Description of the task:
Using the records beneath, say how many lines contain the word "Татьяна", without comment.

Stored data entries:
☆ ☆ ☆ ☆
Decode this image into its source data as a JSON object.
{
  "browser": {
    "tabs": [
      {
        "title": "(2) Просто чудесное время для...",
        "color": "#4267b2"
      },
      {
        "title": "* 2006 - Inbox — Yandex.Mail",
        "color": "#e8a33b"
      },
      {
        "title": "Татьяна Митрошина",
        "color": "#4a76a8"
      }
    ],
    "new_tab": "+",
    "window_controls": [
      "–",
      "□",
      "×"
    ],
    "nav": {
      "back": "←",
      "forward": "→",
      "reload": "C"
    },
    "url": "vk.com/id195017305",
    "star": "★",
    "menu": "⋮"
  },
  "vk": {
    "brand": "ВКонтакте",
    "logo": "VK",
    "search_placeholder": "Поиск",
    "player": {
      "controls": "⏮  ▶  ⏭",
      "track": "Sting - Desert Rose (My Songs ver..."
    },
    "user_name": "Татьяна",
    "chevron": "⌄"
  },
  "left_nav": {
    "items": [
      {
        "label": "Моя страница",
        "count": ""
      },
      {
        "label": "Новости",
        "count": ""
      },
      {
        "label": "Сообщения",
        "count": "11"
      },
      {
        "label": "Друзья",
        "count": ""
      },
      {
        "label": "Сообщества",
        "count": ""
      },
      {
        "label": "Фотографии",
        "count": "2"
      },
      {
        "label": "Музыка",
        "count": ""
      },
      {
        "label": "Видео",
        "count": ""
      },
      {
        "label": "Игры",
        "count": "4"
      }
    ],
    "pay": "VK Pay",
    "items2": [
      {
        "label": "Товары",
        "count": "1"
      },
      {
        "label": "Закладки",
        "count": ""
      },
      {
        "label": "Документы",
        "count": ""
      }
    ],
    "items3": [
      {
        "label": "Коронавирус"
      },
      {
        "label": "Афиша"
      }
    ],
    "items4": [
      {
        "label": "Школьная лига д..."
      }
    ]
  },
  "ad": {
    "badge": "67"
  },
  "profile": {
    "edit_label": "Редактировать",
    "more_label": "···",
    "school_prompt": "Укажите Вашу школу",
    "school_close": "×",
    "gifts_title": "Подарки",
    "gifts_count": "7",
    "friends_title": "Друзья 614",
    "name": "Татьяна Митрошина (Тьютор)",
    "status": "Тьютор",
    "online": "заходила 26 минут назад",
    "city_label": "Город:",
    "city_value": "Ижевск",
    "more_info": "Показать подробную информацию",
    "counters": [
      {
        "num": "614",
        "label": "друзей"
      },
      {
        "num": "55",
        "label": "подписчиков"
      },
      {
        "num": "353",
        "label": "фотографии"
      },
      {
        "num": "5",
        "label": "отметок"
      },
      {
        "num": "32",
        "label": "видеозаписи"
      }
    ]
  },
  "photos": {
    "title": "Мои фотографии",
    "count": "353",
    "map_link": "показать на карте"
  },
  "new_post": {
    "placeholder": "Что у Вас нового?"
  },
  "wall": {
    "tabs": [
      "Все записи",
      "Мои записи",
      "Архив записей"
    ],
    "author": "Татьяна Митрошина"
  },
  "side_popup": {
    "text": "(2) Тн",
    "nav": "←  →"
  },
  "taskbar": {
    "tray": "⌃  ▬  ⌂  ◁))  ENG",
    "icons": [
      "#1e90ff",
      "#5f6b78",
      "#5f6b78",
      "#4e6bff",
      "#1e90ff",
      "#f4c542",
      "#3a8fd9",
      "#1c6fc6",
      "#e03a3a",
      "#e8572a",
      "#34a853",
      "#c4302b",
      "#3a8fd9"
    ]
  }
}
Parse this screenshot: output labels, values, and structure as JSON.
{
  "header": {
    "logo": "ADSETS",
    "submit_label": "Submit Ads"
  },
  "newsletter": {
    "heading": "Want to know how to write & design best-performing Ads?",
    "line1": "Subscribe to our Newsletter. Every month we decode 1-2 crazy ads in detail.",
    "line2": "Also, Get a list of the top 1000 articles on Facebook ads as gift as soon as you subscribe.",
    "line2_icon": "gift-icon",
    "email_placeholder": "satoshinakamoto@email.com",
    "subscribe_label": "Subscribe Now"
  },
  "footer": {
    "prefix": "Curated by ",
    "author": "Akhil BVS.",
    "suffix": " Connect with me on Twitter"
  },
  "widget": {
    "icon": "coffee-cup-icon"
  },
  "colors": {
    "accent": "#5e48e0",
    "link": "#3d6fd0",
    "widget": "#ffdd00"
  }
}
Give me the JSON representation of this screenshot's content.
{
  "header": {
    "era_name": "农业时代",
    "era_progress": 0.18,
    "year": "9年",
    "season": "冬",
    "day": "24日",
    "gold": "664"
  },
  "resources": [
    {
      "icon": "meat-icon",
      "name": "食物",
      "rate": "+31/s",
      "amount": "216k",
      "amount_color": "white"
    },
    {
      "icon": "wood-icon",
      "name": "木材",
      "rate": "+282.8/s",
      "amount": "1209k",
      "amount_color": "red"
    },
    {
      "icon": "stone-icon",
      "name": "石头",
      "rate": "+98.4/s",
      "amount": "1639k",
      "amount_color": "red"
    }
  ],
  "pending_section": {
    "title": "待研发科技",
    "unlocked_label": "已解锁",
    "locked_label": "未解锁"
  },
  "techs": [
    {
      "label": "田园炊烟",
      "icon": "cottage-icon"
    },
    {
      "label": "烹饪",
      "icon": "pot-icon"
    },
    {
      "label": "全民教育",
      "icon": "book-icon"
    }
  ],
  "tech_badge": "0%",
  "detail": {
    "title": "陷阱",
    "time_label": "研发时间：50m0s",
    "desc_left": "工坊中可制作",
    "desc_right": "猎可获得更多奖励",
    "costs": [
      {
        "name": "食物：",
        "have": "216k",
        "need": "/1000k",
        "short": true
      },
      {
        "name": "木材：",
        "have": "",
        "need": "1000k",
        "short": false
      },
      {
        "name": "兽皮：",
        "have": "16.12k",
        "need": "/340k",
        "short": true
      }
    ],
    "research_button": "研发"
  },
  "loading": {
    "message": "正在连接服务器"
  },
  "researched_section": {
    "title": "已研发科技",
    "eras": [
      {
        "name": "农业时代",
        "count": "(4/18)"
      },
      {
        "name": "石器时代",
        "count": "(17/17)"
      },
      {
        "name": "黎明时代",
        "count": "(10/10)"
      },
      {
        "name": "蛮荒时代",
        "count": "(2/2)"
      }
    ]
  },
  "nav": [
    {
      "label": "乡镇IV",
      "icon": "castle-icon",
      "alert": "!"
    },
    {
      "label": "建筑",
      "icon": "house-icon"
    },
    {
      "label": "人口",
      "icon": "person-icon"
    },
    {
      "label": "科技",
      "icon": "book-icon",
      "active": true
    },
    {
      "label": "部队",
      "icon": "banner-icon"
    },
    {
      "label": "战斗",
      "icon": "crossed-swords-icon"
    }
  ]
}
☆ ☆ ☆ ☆
Solution to the exercise:
4